» **Task directions**:
Could you report every line from the entries that includes the word "this"?

» **Data to use**:
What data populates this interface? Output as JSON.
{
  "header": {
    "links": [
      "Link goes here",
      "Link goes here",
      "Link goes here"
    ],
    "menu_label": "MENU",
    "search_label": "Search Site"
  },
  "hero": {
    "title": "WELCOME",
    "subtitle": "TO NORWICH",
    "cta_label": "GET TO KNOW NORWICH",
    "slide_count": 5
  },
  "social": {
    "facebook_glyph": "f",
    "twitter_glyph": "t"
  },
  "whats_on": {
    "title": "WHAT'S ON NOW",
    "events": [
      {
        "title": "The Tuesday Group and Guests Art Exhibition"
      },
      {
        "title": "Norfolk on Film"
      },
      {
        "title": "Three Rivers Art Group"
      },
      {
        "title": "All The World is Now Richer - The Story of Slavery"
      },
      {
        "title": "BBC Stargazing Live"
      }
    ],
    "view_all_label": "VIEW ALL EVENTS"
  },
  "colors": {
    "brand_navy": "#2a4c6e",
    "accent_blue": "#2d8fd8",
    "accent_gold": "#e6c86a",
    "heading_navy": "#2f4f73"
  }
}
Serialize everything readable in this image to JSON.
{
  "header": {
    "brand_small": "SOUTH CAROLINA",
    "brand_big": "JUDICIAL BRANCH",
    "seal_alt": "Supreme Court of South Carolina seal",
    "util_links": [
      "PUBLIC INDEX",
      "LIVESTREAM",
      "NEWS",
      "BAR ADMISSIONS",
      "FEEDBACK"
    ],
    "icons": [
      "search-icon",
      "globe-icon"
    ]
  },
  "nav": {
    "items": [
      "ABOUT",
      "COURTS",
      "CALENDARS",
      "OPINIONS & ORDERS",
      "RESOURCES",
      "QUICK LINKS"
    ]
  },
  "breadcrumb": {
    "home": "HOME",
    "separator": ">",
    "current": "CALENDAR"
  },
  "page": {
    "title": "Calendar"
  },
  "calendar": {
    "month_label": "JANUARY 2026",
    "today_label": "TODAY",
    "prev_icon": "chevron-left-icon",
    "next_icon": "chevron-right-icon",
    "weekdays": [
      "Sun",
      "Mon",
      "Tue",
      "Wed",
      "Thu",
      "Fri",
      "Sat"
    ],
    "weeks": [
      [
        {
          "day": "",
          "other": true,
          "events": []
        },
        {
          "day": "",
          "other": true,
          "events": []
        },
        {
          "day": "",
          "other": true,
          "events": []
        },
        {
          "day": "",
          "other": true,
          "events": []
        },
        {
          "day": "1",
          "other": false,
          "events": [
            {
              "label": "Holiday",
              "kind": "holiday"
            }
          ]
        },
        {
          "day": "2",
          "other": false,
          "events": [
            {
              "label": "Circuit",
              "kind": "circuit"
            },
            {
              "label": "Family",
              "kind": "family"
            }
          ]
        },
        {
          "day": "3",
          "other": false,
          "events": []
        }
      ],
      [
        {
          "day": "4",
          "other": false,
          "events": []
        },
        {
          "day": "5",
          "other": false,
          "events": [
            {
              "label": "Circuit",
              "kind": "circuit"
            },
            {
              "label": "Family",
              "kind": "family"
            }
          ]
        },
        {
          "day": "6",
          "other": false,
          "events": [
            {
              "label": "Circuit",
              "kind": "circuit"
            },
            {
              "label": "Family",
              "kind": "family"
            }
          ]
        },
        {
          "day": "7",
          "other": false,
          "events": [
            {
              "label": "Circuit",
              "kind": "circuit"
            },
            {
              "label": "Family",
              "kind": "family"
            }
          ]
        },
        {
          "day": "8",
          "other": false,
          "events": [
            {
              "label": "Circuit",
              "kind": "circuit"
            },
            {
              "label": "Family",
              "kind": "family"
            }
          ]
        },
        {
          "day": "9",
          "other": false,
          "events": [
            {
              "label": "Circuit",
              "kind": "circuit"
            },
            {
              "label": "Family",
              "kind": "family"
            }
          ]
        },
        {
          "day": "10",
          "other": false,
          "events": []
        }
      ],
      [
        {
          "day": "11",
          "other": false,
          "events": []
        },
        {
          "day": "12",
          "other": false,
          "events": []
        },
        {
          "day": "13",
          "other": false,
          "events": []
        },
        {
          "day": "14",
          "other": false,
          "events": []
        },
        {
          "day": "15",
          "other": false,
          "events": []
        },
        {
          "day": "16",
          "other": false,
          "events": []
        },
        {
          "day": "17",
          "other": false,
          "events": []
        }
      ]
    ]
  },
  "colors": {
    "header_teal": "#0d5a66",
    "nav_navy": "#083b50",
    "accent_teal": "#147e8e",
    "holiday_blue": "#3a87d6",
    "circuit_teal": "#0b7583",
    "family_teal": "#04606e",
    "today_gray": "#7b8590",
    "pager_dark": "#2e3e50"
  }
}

» **Task result**:
What data populates this interface? Output as JSON.
Serialize everything readable in this image to JSON.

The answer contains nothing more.